by Brian Cathcart
If you had told me just a few weeks ago that these five things would come to pass, I would have laughed in your face.
• The Sun would complain that the police are trying too hard and are being mean to crime suspects.
• Sun journalists would seek trade union help with legal action under the Human Rights Act.
• The Daily Mail would go to court to prevent the Leveson inquiry (and thus the public) from hearing information on the grounds that the source is anonymous.
• Rupert Murdoch’s News International would be accused – by journalists – of co-operating too vigorously with the police.
• Some national newspapers would argue, at least by implication, that corruption in public office, that staple of journalistic investigation and outrage, doesn’t really matter.
That every one of these has now happened is surely a measure of the desperation of some newspapers – and of their inability to see themselves as others do. Because they are the media, they are well-placed to project their case and to get it talked about (especially on the BBC, which they all loathe), but repetition and scrutiny does them no favours.
The argument by Sun veteran Trevor Kavanagh that his paper is the victim of a witch-hunt by the police is now seen to fail on every possible count.
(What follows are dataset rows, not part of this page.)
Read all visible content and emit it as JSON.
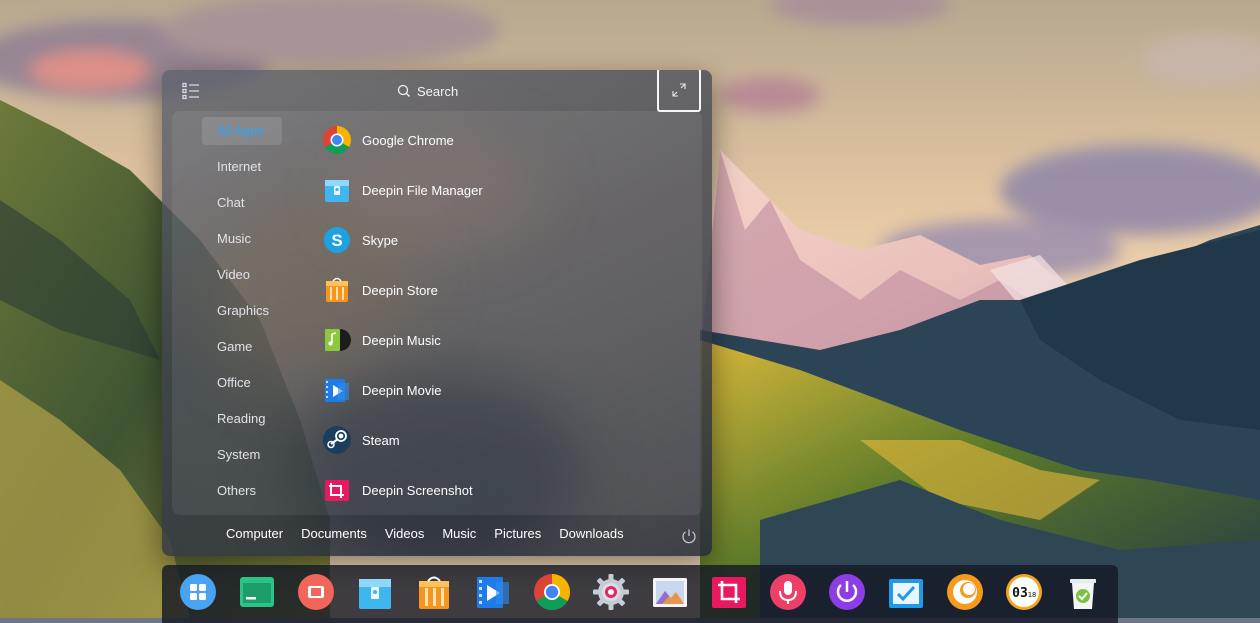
{
  "launcher": {
    "search_label": "Search",
    "categories": [
      {
        "label": "All Apps",
        "active": true
      },
      {
        "label": "Internet"
      },
      {
        "label": "Chat"
      },
      {
        "label": "Music"
      },
      {
        "label": "Video"
      },
      {
        "label": "Graphics"
      },
      {
        "label": "Game"
      },
      {
        "label": "Office"
      },
      {
        "label": "Reading"
      },
      {
        "label": "System"
      },
      {
        "label": "Others"
      }
    ],
    "apps": [
      {
        "label": "Google Chrome",
        "icon": "chrome-icon"
      },
      {
        "label": "Deepin File Manager",
        "icon": "file-manager-icon"
      },
      {
        "label": "Skype",
        "icon": "skype-icon"
      },
      {
        "label": "Deepin Store",
        "icon": "store-icon"
      },
      {
        "label": "Deepin Music",
        "icon": "music-icon"
      },
      {
        "label": "Deepin Movie",
        "icon": "movie-icon"
      },
      {
        "label": "Steam",
        "icon": "steam-icon"
      },
      {
        "label": "Deepin Screenshot",
        "icon": "screenshot-icon"
      }
    ],
    "places": [
      "Computer",
      "Documents",
      "Videos",
      "Music",
      "Pictures",
      "Downloads"
    ]
  },
  "dock": {
    "items": [
      "launcher-icon",
      "terminal-icon",
      "screen-recorder-icon",
      "file-manager-icon",
      "store-icon",
      "movie-icon",
      "chrome-icon",
      "settings-icon",
      "image-viewer-icon",
      "screenshot-icon",
      "voice-recorder-icon",
      "shutdown-icon",
      "system-monitor-icon",
      "browser-ring-icon",
      "clock-icon",
      "trash-icon"
    ],
    "clock": {
      "hour": "03",
      "min": "18"
    }
  },
  "colors": {
    "accent": "#2ca7f8",
    "panel": "#3e424c",
    "dock": "#161a26"
  }
}
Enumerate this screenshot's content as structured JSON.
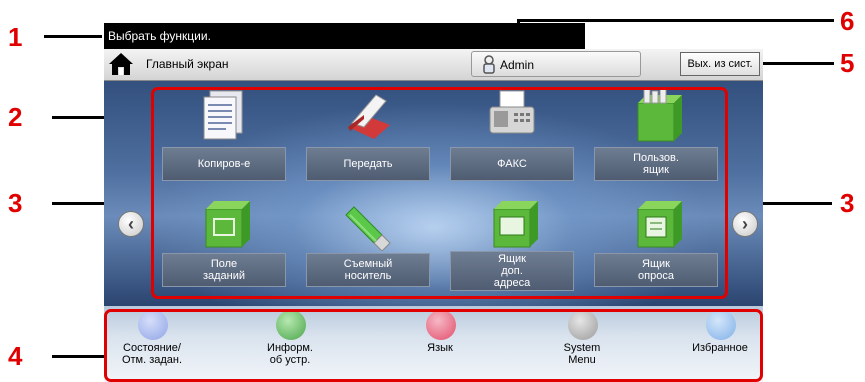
{
  "message_bar": {
    "text": "Выбрать функции."
  },
  "header": {
    "home_label": "Главный экран",
    "user_label": "Admin",
    "logout_label": "Вых. из сист."
  },
  "navigation": {
    "prev_icon": "chevron-left-icon",
    "next_icon": "chevron-right-icon"
  },
  "functions": [
    {
      "label": "Копиров-е",
      "icon": "copy-icon"
    },
    {
      "label": "Передать",
      "icon": "send-icon"
    },
    {
      "label": "ФАКС",
      "icon": "fax-icon"
    },
    {
      "label": "Пользов.\nящик",
      "icon": "custom-box-icon"
    },
    {
      "label": "Поле\nзаданий",
      "icon": "job-box-icon"
    },
    {
      "label": "Съемный\nноситель",
      "icon": "usb-drive-icon"
    },
    {
      "label": "Ящик\nдоп.\nадреса",
      "icon": "sub-address-box-icon"
    },
    {
      "label": "Ящик\nопроса",
      "icon": "polling-box-icon"
    }
  ],
  "task_bar": [
    {
      "label": "Состояние/\nОтм. задан.",
      "icon": "status-icon",
      "color": "#8fa4e6"
    },
    {
      "label": "Информ.\nоб устр.",
      "icon": "device-info-icon",
      "color": "#4aa54a"
    },
    {
      "label": "Язык",
      "icon": "language-icon",
      "color": "#e24d6a"
    },
    {
      "label": "System\nMenu",
      "icon": "system-menu-icon",
      "color": "#9a9a9a"
    },
    {
      "label": "Избранное",
      "icon": "favorites-icon",
      "color": "#7fb0e8"
    }
  ],
  "callouts": [
    "1",
    "2",
    "3",
    "3",
    "4",
    "5",
    "6"
  ],
  "colors": {
    "callout": "#e00000",
    "panel_dark": "#1b2a4a",
    "tile_label": "#5a677d"
  }
}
The excellent Full Fact, for example, has shown that the few facts he called in evidence were wrong, while the blogger Richard Wilson has chronicled Kavanagh’s own past cheerleading for police excess and his disrespect for due process.
But setting facts and consistency aside (a useful Sun device), the very idea of this bullyboy, dish-it-out, don’t-care newspaper dressing itself up as a tragic victim is enough (as the Sun might write) to make us choke on our cornflakes. “Boo hoo”, the headline might say, and we would all laugh.
The scaremongering over the exposure of sources is another shameless attempt to make us view events through the wrong end of the telescope. This is not an instance of the establishment seeking to suppress truth by putting pressure on a journalist to reveal the identity of a whistleblower. It is a case of a very powerful corporation that has been found to be involved not only in large-scale law-breaking but also in a cover-up that raises suspicions of possible police collusion.
Just as Perrier, to save itself after its product was contaminated in 1990, recalled 160m bottles from around the world, so, if the rest of the Murdoch papers are to survive, News International must take strong action to decontaminate the brand. Far from being bad for Sun journalists, this is necessary to save their jobs.
As for corruption, the implication is put about that what is at issue is £50 lunch receipts, where journalists treated police officers. The suggestion is made that paying officers is traditional and helps keep the public informed. And we are gently nudged towards accepting that because it might occasionally be right for a journalist to pay a discreet bribe, all instances of journalists bribing officials must be above scrutiny.
That sort of thinking is put into context by today’s reports, attributed to sources at the Met’s Operation Elveden, about bribes and retainers worth tens and even hundreds of thousands of pounds. If there is even a risk of that, we urgently need to know the truth.
But the Murdoch papers don’t want you to think that. They don’t want you wondering how widespread and damaging the corruption of public servants might have been. Instead, in yet another you-couldn’t-make-it-up twist, they want you to think – the Sun wants you to think – that the most important issue of the moment is a point of journalistic ethics.
Somewhere in all this, there is indeed an issue about protecting sources, but sadly it is dwarfed by bigger concerns about a company that became far too powerful by means that are now deeply suspect. The urgent public interest is to find out whether police and other public officials really were corrupted and by whom, and if so to hold all involved to account.
The Murdoch papers have a problem of trust and they need to fix it. By propagating transparently ludicrous arguments in their defence they are doing the very opposite, and for their own good they should stop.
Brian Cathcart, a founder of Hacked Off, teaches journalism at Kingston University London. He tweets @BrianCathcart